[10] Committee on the Rights of the Child, Concluding Observations: Albania, para. 57, U.N. Doc. CRC/C/15/Add.249 (2005); Committee on the Rights of the Child, Concluding Observations: Algeria, paras. 58, 59, U.N. Doc. CRC/C/15/Add.269 (2005).

[11] CEDAW Committee, General Recommendation 15: Avoidance of discrimination against women in national strategies for the prevention and control of acquired immunodeficiency syndrome (AIDS), U.N. Doc. A/45/38 at 81 (1990).

[12] CEDAW Committee, General Recommendation 15: Avoidance of discrimination against women in national strategies for the prevention and control of acquired immunodeficiency syndrome (AIDS), U.N. Doc. A/45/38 at 81 (1990).

[13] UNESCO, “International Technical Guidance on Sexuality Education.” http://unesdoc.unesco.org/images/0018/001832/183281e.pdf

[14] Committee on Economic, Social and Cultural Rights. Substantive Issues Arising in the Implementation of the International Covenant on Economic, Social, and Cultural Rights. General Comment Number 14. August 11, 2000. E/C.12/2000/4

[15] Convention on the Rights of the Child: http://www.ohchr.org/en/professionalinterest/pages/crc.aspx

[16] Committee on the Rights of the Child, General Comment 4.

[17] UNICEF position paper: Eliminating Discrimination Against Children and Parents Based on Sexual Orientation and / or Gender Identity. 2014.  http://www.unicef.org/media/files/Position_Paper_Sexual_Identification_and_Gender_Identity_12_Nov_2014%283%29.pdf

[18] Committee on the Rights of the Child, General Comment number 4. CRC/GC/2003/4. http://tb.ohchr.org/default.aspx?Symbol=CRC/GC/2003/4

[19] CEDAW Committee, “Statement of the Committee on the Elimination of Discrimination against Women on sexual and reproductive health and rights: Beyond 2014 ICPD review,” February 10-28, 2014, http://tbinternet.ohchr.org/Treaties/CEDAW/Shared%20Documents/1_Global/INT_CEDAW_SED_57_21765_E.pdf

[20] UNESCO. “Education Sector Responses to Homophobic Bullying.” http://unesdoc.unesco.org/images/0021/002164/216493e.pdf; also available in Korean: https://www.unesco.or.kr/data_center/sub_02_view.asp?articleid=951&cate=data02

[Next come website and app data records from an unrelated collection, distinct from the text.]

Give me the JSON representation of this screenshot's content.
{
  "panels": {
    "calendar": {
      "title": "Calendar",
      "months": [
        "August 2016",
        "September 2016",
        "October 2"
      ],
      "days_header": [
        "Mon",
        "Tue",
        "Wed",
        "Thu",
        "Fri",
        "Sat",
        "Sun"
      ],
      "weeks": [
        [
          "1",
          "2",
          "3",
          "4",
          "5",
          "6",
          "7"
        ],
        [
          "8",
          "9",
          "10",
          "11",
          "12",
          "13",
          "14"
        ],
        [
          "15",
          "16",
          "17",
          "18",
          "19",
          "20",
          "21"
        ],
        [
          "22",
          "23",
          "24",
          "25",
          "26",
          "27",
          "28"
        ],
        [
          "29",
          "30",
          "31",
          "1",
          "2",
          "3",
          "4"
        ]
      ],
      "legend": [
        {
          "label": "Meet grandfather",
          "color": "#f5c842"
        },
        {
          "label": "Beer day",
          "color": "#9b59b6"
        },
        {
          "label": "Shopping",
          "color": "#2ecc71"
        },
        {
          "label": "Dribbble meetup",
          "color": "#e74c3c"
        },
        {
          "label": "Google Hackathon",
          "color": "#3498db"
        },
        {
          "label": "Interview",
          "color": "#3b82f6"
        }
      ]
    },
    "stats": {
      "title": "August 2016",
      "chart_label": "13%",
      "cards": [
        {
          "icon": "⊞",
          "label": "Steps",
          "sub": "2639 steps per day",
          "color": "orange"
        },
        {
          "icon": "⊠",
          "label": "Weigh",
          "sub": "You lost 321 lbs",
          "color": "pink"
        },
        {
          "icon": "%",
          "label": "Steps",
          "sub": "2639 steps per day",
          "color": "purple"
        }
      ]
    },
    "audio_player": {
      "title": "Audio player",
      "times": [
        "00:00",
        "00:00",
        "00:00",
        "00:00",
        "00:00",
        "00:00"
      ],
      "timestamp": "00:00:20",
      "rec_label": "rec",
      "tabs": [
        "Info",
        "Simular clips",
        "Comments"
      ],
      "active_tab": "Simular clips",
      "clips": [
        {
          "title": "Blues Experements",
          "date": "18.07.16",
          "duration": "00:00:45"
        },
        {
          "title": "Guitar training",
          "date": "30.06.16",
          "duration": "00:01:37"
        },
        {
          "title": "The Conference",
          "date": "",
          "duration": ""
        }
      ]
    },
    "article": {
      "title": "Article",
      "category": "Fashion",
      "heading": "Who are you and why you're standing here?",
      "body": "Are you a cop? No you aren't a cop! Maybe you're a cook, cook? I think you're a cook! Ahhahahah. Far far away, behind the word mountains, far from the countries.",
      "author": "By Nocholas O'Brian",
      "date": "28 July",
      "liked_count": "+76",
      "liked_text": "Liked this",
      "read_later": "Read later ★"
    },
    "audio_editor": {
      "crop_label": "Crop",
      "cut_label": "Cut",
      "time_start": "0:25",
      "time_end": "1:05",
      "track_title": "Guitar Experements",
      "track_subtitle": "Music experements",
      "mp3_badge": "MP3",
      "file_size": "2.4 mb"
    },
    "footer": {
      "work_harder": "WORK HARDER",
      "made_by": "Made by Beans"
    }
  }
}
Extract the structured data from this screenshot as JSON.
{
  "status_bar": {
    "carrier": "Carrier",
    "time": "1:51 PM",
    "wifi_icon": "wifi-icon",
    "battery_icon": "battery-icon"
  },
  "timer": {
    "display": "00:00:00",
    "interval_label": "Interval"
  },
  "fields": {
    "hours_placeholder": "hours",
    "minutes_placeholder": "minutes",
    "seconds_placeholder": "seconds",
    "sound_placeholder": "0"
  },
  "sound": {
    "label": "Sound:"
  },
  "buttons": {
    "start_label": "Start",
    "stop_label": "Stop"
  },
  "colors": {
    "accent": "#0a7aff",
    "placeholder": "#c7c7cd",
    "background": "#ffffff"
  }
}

[21] Human Rights Watch, “Hatred in the Hallways:” Violence and Discrimination Against Lesbian, Gay, Bisexual, and Transgender Students in US Schools, May 1, 2001. https://www.hrw.org/reports/2001/05/01/hatred-hallways

[22] Committee on the Rights of the Child. General Comment number 3. CRC/GC/2003/3. http://tb.ohchr.org/default.aspx?Symbol=CRC/GC/2003/3

[23] World Health Organization. “Developing sexual health programmes: A framework for action,” 2010: http://whqlibdoc.who.int/hq/2010/WHO_RHR_HRP_10.22_eng.pdf?ua=1